Exercise requirements - Type out each entry exactly as it appears, but keep every image out.

The data -
* * * * *

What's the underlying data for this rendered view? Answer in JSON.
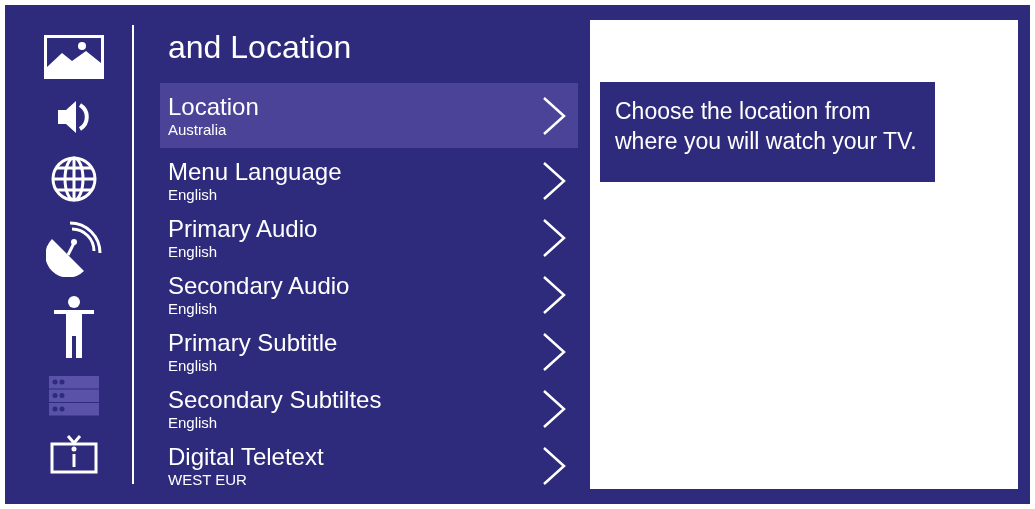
{
  "sidebar": {
    "items": [
      {
        "kind": "picture",
        "selected": false
      },
      {
        "kind": "sound",
        "selected": false
      },
      {
        "kind": "globe",
        "selected": false
      },
      {
        "kind": "satellite",
        "selected": false
      },
      {
        "kind": "person",
        "selected": false
      },
      {
        "kind": "list",
        "selected": true
      },
      {
        "kind": "tv",
        "selected": false
      }
    ]
  },
  "menu": {
    "title": "and Location",
    "items": [
      {
        "label": "Location",
        "value": "Australia",
        "selected": true
      },
      {
        "label": "Menu Language",
        "value": "English",
        "selected": false
      },
      {
        "label": "Primary Audio",
        "value": "English",
        "selected": false
      },
      {
        "label": "Secondary Audio",
        "value": "English",
        "selected": false
      },
      {
        "label": "Primary Subtitle",
        "value": "English",
        "selected": false
      },
      {
        "label": "Secondary Subtiltes",
        "value": "English",
        "selected": false
      },
      {
        "label": "Digital Teletext",
        "value": "WEST EUR",
        "selected": false
      }
    ]
  },
  "help": {
    "text": "Choose the location from where you will watch your TV."
  }
}
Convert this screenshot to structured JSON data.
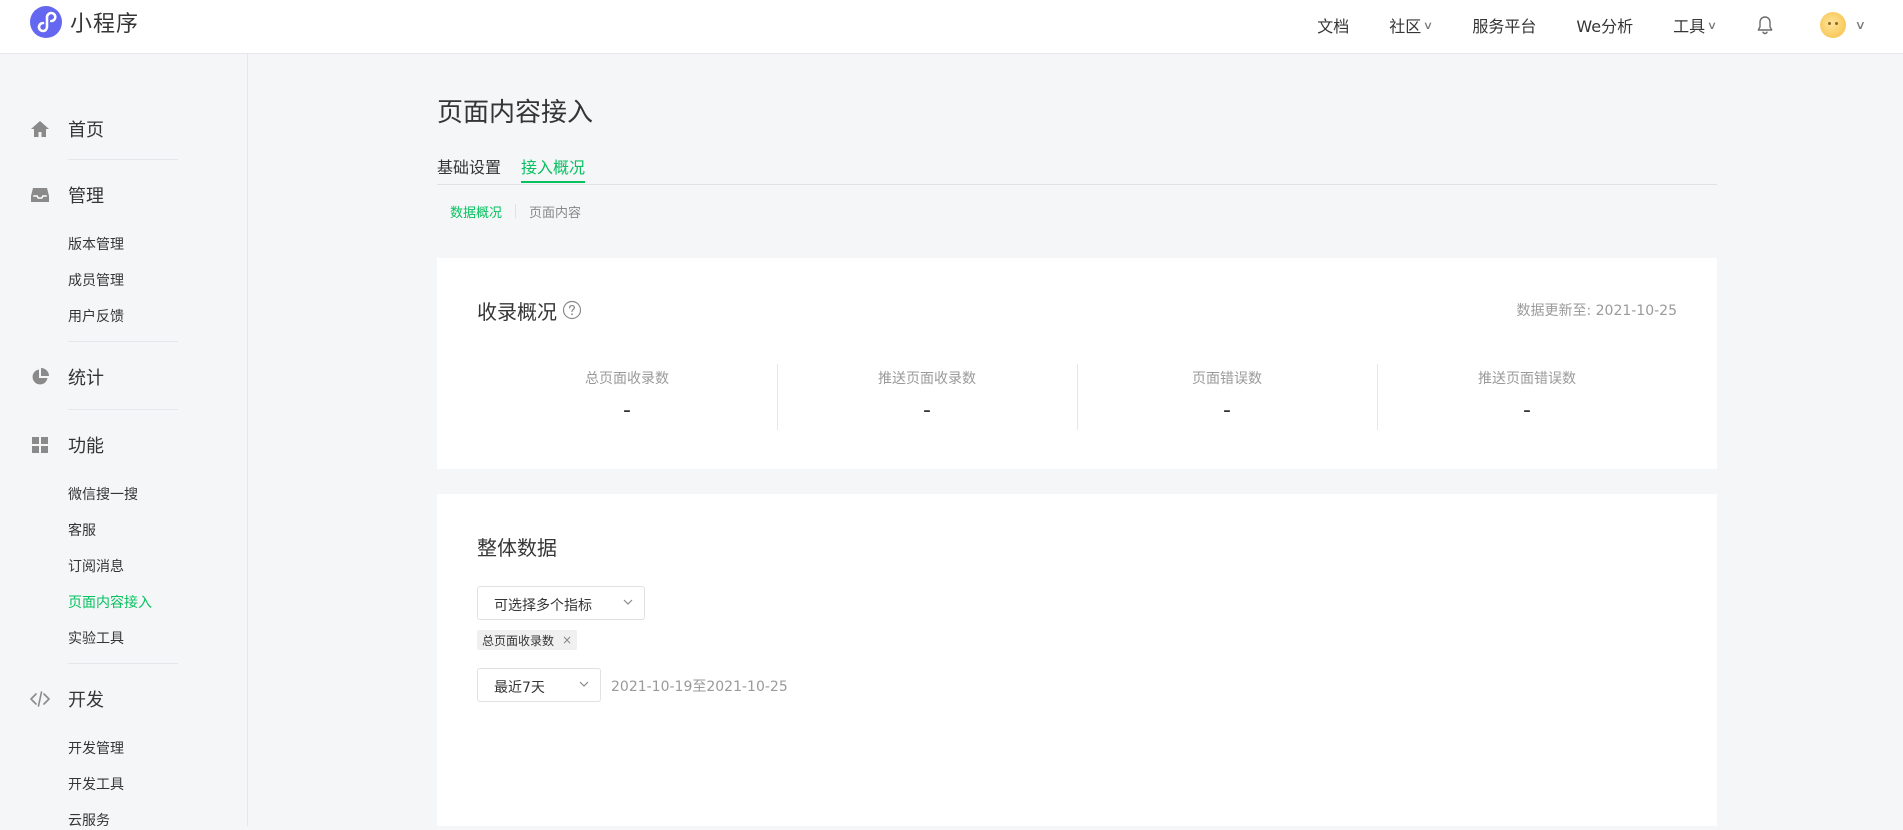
{
  "app": {
    "name": "小程序"
  },
  "topnav": {
    "docs": "文档",
    "community": "社区",
    "service": "服务平台",
    "we_analysis": "We分析",
    "tools": "工具"
  },
  "sidebar": {
    "home": "首页",
    "manage": "管理",
    "manage_items": [
      "版本管理",
      "成员管理",
      "用户反馈"
    ],
    "stats": "统计",
    "features": "功能",
    "features_items": [
      "微信搜一搜",
      "客服",
      "订阅消息",
      "页面内容接入",
      "实验工具"
    ],
    "develop": "开发",
    "develop_items": [
      "开发管理",
      "开发工具",
      "云服务"
    ]
  },
  "page": {
    "title": "页面内容接入"
  },
  "tabs": [
    "基础设置",
    "接入概况"
  ],
  "subtabs": [
    "数据概况",
    "页面内容"
  ],
  "overview": {
    "title": "收录概况",
    "update_label": "数据更新至: ",
    "update_date": "2021-10-25",
    "stats": [
      {
        "label": "总页面收录数",
        "value": "-"
      },
      {
        "label": "推送页面收录数",
        "value": "-"
      },
      {
        "label": "页面错误数",
        "value": "-"
      },
      {
        "label": "推送页面错误数",
        "value": "-"
      }
    ]
  },
  "overall": {
    "title": "整体数据",
    "metric_select": "可选择多个指标",
    "selected_tag": "总页面收录数",
    "range_select": "最近7天",
    "date_range": "2021-10-19至2021-10-25"
  },
  "colors": {
    "accent": "#07c160",
    "brand": "#6467f0"
  }
}
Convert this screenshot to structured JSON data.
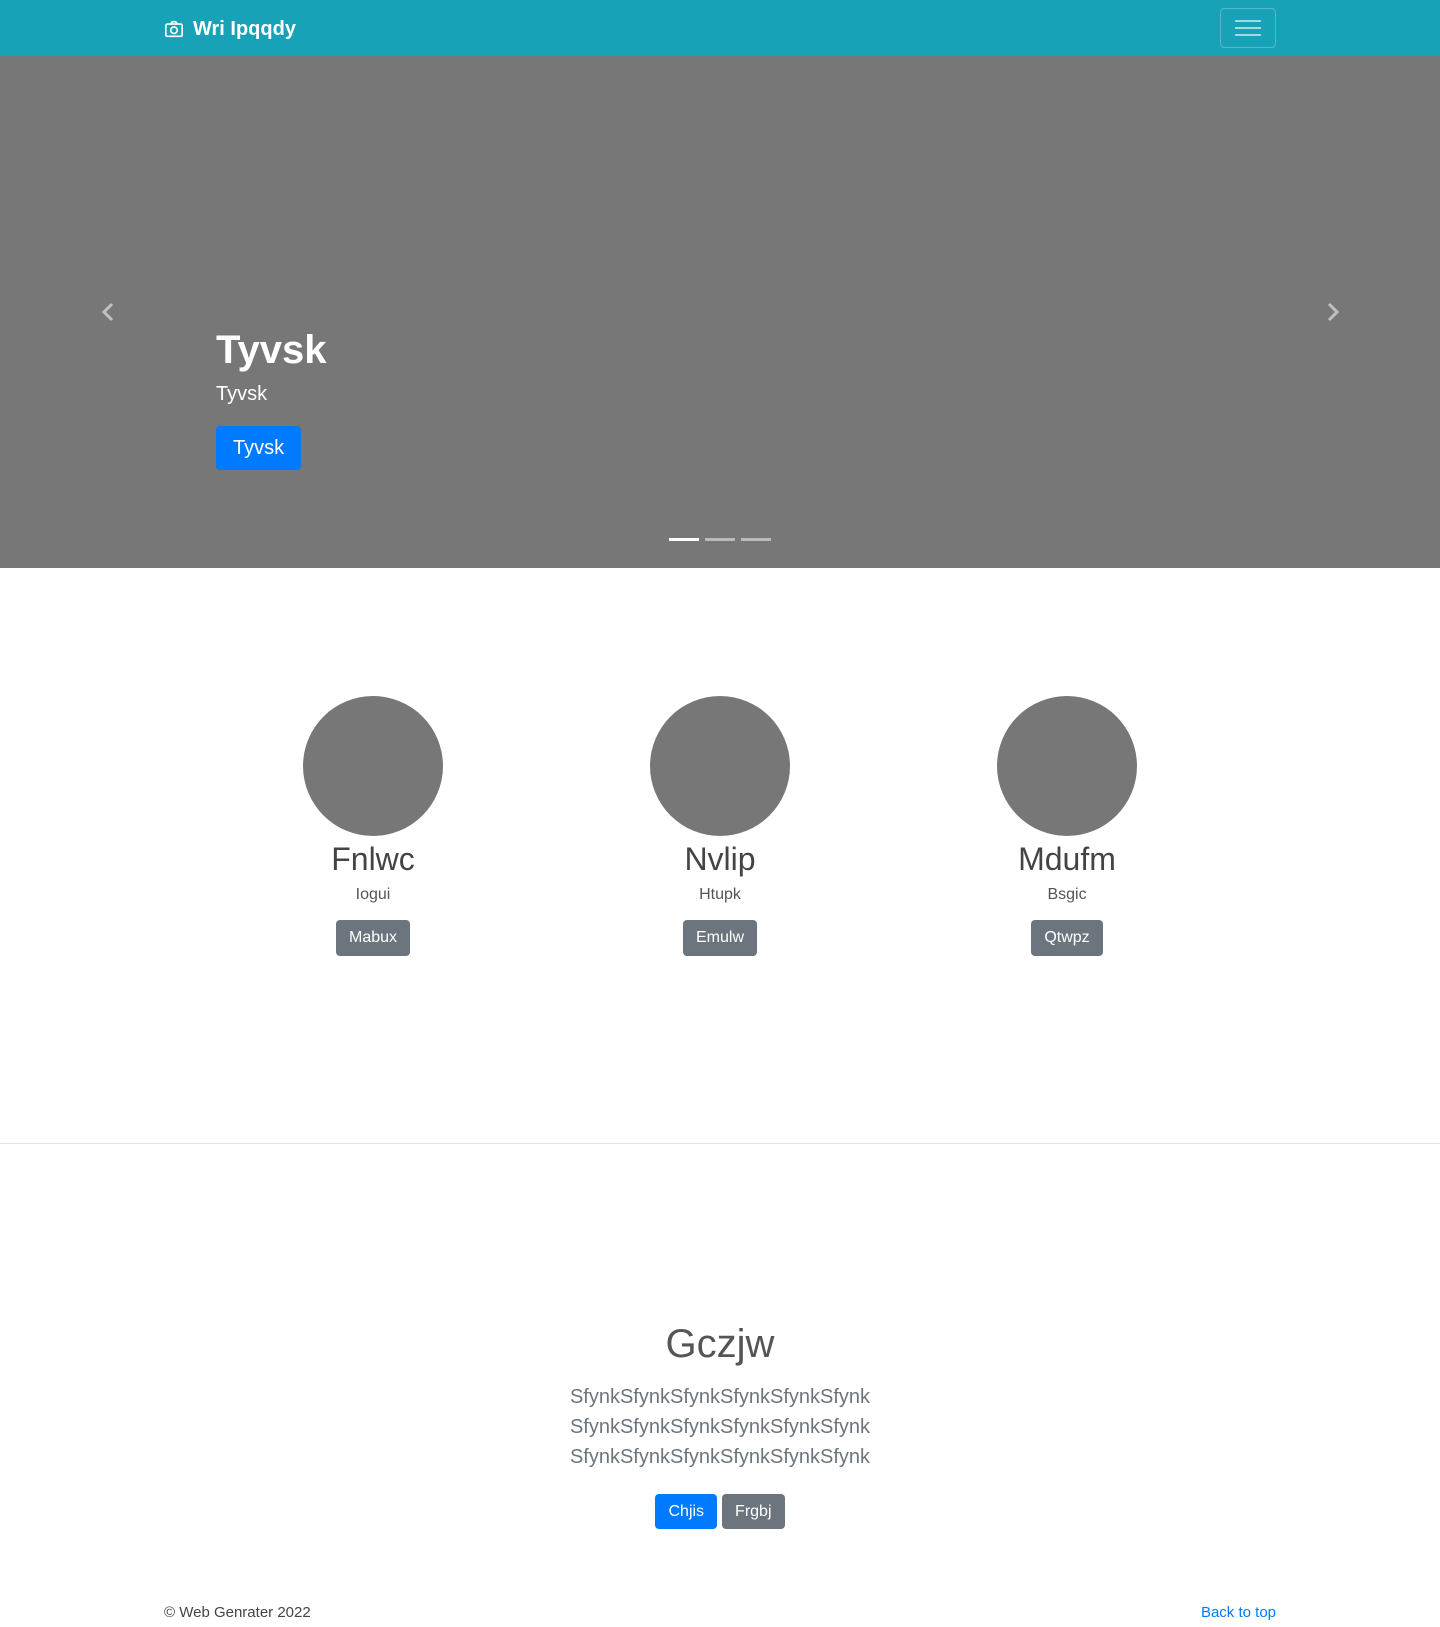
{
  "navbar": {
    "brand_icon": "camera-icon",
    "brand_label": "Wri Ipqqdy",
    "toggler_icon": "hamburger-icon"
  },
  "carousel": {
    "prev_icon": "chevron-left-icon",
    "next_icon": "chevron-right-icon",
    "slide": {
      "title": "Tyvsk",
      "text": "Tyvsk",
      "button_label": "Tyvsk"
    },
    "slide_count": 3,
    "active_index": 0
  },
  "features": [
    {
      "name": "Fnlwc",
      "subtitle": "Iogui",
      "button_label": "Mabux"
    },
    {
      "name": "Nvlip",
      "subtitle": "Htupk",
      "button_label": "Emulw"
    },
    {
      "name": "Mdufm",
      "subtitle": "Bsgic",
      "button_label": "Qtwpz"
    }
  ],
  "jumbotron": {
    "title": "Gczjw",
    "lead": "SfynkSfynkSfynkSfynkSfynkSfynk SfynkSfynkSfynkSfynkSfynkSfynk SfynkSfynkSfynkSfynkSfynkSfynk",
    "primary_label": "Chjis",
    "secondary_label": "Frgbj"
  },
  "footer": {
    "copyright": "© Web Genrater 2022",
    "back_to_top": "Back to top"
  },
  "colors": {
    "navbar_bg": "#17a2b8",
    "placeholder_gray": "#777777",
    "primary": "#007bff",
    "secondary": "#6c757d"
  }
}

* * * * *

Problem solution -
What's the underlying data for this rendered view? Answer in JSON.
{
  "sidebar": {
    "items": [
      {
        "kind": "picture",
        "selected": false
      },
      {
        "kind": "sound",
        "selected": false
      },
      {
        "kind": "globe",
        "selected": false
      },
      {
        "kind": "satellite",
        "selected": false
      },
      {
        "kind": "person",
        "selected": false
      },
      {
        "kind": "list",
        "selected": true
      },
      {
        "kind": "tv",
        "selected": false
      }
    ]
  },
  "menu": {
    "title": "and Location",
    "items": [
      {
        "label": "Location",
        "value": "Australia",
        "selected": true
      },
      {
        "label": "Menu Language",
        "value": "English",
        "selected": false
      },
      {
        "label": "Primary Audio",
        "value": "English",
        "selected": false
      },
      {
        "label": "Secondary Audio",
        "value": "English",
        "selected": false
      },
      {
        "label": "Primary Subtitle",
        "value": "English",
        "selected": false
      },
      {
        "label": "Secondary Subtiltes",
        "value": "English",
        "selected": false
      },
      {
        "label": "Digital Teletext",
        "value": "WEST EUR",
        "selected": false
      }
    ]
  },
  "help": {
    "text": "Choose the location from where you will watch your TV."
  }
}
Convert this screenshot to structured JSON data.
{
  "app": {
    "name": "小程序"
  },
  "topnav": {
    "docs": "文档",
    "community": "社区",
    "service": "服务平台",
    "we_analysis": "We分析",
    "tools": "工具"
  },
  "sidebar": {
    "home": "首页",
    "manage": "管理",
    "manage_items": [
      "版本管理",
      "成员管理",
      "用户反馈"
    ],
    "stats": "统计",
    "features": "功能",
    "features_items": [
      "微信搜一搜",
      "客服",
      "订阅消息",
      "页面内容接入",
      "实验工具"
    ],
    "develop": "开发",
    "develop_items": [
      "开发管理",
      "开发工具",
      "云服务"
    ]
  },
  "page": {
    "title": "页面内容接入"
  },
  "tabs": [
    "基础设置",
    "接入概况"
  ],
  "subtabs": [
    "数据概况",
    "页面内容"
  ],
  "overview": {
    "title": "收录概况",
    "update_label": "数据更新至: ",
    "update_date": "2021-10-25",
    "stats": [
      {
        "label": "总页面收录数",
        "value": "-"
      },
      {
        "label": "推送页面收录数",
        "value": "-"
      },
      {
        "label": "页面错误数",
        "value": "-"
      },
      {
        "label": "推送页面错误数",
        "value": "-"
      }
    ]
  },
  "overall": {
    "title": "整体数据",
    "metric_select": "可选择多个指标",
    "selected_tag": "总页面收录数",
    "range_select": "最近7天",
    "date_range": "2021-10-19至2021-10-25"
  },
  "colors": {
    "accent": "#07c160",
    "brand": "#6467f0"
  }
}
Convert this screenshot to structured JSON data.
{
  "navbar": {
    "brand_icon": "camera-icon",
    "brand_label": "Wri Ipqqdy",
    "toggler_icon": "hamburger-icon"
  },
  "carousel": {
    "prev_icon": "chevron-left-icon",
    "next_icon": "chevron-right-icon",
    "slide": {
      "title": "Tyvsk",
      "text": "Tyvsk",
      "button_label": "Tyvsk"
    },
    "slide_count": 3,
    "active_index": 0
  },
  "features": [
    {
      "name": "Fnlwc",
      "subtitle": "Iogui",
      "button_label": "Mabux"
    },
    {
      "name": "Nvlip",
      "subtitle": "Htupk",
      "button_label": "Emulw"
    },
    {
      "name": "Mdufm",
      "subtitle": "Bsgic",
      "button_label": "Qtwpz"
    }
  ],
  "jumbotron": {
    "title": "Gczjw",
    "lead": "SfynkSfynkSfynkSfynkSfynkSfynk SfynkSfynkSfynkSfynkSfynkSfynk SfynkSfynkSfynkSfynkSfynkSfynk",
    "primary_label": "Chjis",
    "secondary_label": "Frgbj"
  },
  "footer": {
    "copyright": "© Web Genrater 2022",
    "back_to_top": "Back to top"
  },
  "colors": {
    "navbar_bg": "#17a2b8",
    "placeholder_gray": "#777777",
    "primary": "#007bff",
    "secondary": "#6c757d"
  }
}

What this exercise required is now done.